By Juan David Pava
Helping the Illinois Department of Transportation (IDOT) develop innovative solutions to its needs and improve on current practice is the main focus of the research partnership between IDOT and the Illinois Center for Transportation (ICT). Implementing the finalized research is one area in which IDOT has invested time to make sure the innovative solutions developed are used. Thanks to improvements in the tracking of implementation, IDOT now has the capability to present the implementation status of projects completed in fiscal year 2014 (FY14).
During FY14, IDOT and ICT had 72 active projects, 19 of which were completed. Those 19 projects spanned seven different areas of study: pavement design, management, and materials; structures, hydraulics, and geotechnical; environment; planning; traffic operations and roadside maintenance; safety engineering; and public and intermodal transportation. More than 75% of the projects completed have implementation potential, and more than 60% have implementation under way or completed.
The projects being implemented have helped IDOT provide a safer transportation system in a cost-effective way while taking into consideration the environment and the people of Illinois.
Various projects have affected the way IDOT operates. Four such projects are the following:
Effects of Various Asphalt Binder Additives/Modifiers on Moisture-Susceptible Asphaltic Mixes (R27-078)
This project provided support for IDOT’s decision restricting the use of polyphosphoric acid, confirming that styrene butadiene styrene does not prevent stripping, and that the use of hydrated lime or suitable liquid anti-strip additives improves resistance of moisture-sensitive mixtures to moisture damage, thereby increasing the durability of pavements. The Technical Review Panel (TRP) chair for this project, James Trepanier, HMA Operations Engineer for IDOT, says the research findings have helped validate IDOT’s practices and support continued use of current specifications.
Bridge Decks: Mitigation of Cracking and Increased Durability (R27-088)

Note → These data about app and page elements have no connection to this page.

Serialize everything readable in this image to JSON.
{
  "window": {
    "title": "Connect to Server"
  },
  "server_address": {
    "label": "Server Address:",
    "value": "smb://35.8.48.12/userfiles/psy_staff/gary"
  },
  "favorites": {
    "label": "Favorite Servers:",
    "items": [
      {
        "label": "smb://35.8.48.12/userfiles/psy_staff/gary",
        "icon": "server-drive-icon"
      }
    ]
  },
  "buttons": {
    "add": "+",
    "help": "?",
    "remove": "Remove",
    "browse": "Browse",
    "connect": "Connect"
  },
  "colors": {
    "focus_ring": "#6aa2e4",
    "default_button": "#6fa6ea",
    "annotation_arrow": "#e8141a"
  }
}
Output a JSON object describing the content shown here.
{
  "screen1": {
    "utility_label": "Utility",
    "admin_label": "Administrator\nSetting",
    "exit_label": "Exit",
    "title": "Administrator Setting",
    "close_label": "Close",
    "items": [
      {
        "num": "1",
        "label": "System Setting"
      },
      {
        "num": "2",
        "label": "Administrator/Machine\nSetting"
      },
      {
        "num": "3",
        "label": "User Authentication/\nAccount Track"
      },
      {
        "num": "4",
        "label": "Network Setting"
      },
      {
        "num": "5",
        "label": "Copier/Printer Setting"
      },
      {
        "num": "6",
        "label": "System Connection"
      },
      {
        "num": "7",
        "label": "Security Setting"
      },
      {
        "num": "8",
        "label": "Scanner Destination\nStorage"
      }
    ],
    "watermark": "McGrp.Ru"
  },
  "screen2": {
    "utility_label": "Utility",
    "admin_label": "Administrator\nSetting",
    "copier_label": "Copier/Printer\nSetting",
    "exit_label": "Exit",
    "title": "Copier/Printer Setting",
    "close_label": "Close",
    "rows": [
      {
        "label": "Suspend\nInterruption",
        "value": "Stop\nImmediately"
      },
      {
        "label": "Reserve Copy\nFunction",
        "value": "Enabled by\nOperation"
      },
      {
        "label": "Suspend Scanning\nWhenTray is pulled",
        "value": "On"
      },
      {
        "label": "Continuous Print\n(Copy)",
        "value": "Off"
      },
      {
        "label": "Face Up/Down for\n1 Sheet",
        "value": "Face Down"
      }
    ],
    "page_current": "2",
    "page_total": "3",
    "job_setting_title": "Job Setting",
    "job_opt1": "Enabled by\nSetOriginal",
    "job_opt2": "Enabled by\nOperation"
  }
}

In this project, ICT researchers investigated materials-based means to help mitigate premature cracking of concrete bridge decks, particularly with respect to early-age shrinkage. Two basic types of shrinkage abatement additives were studied in depth: shrinkage-reducing chemical admixtures and shrinkage-compensating expansive, finely divided minerals. In the process of this research, two experimental special provisions were written in order to evaluate the performance of the experimental mixes in the field. James Krstulovich, Concrete Research Engineer for IDOT and member of the project’s TRP, explains that advances in bridge deck durability could amount to significant savings for IDOT. A second-phase study (R27-139) is in progress to validate and expand on the findings from the first phase, including a look at internal curing of concrete using lightweight expanded shale aggregate.
Impact of HPMS Sample Counting for 24 Hours Versus 48 Hours (R27-SP22)
The objective of this special project was to evaluate the differences of average annual daily traffic computed from 24-hour and 48-hour traffic counts. It was demonstrated that, with the application of appropriate daily traffic count adjustment factors, the two count durations were statistically comparable. The project’s TRP chair, William Morgan, Data Management Chief in IDOT’s Office of Planning and Programming, states that this project allowed IDOT to secure a Federal Highway Administration (FHWA) waiver on the Highway Performance Monitoring System (HPMS) sections to conduct 24-hour counts instead of the recommended 48 hours. This change will provide cost savings, integrate the counts into the IDOT counting program, and allow for additional counts to be conducted with the same resources by bringing the HPMS sections into alignment with the other 15,000 annual traffic counts conducted annually by IDOT.
Development of a Highway Incident Management Operational and Training Guide, Phase II (R27-118)
This project was the second phase of a study that developed a highway incident management operational guide. The project’s main objective was to create training materials to help responders reduce fatalities and injuries as well as prevent secondary crashes by working more safely and effectively. The training developed has been endorsed by FHWA as equivalent to their national program. Training is available through IDOT’s learning management system at http://www.ildottraining.org and in person by contacting IDOT at (217) 782-1345. The project’s TRP chair, Geno Koehler, Permit Unit Chief for IDOT, says that more than 1,800 people have been trained online and in person.
Thanks to the efforts by TRP members and ICT researchers, IDOT has been able to address many of its needs through research. Implementing the research findings and tracking implementation efforts help IDOT demonstrate the value of conducting research in support of its mission to provide safe, cost-effective transportation for Illinois in ways that enhance the quality of life, provide economic prosperity, and demonstrate respect for the environment.
For more information on how to get involved with implementation of research findings, contact Juan D. Pava, Acting Research Implementation Engineer, IDOT Bureau of Materials and Physical Research, at firstname.lastname@example.org.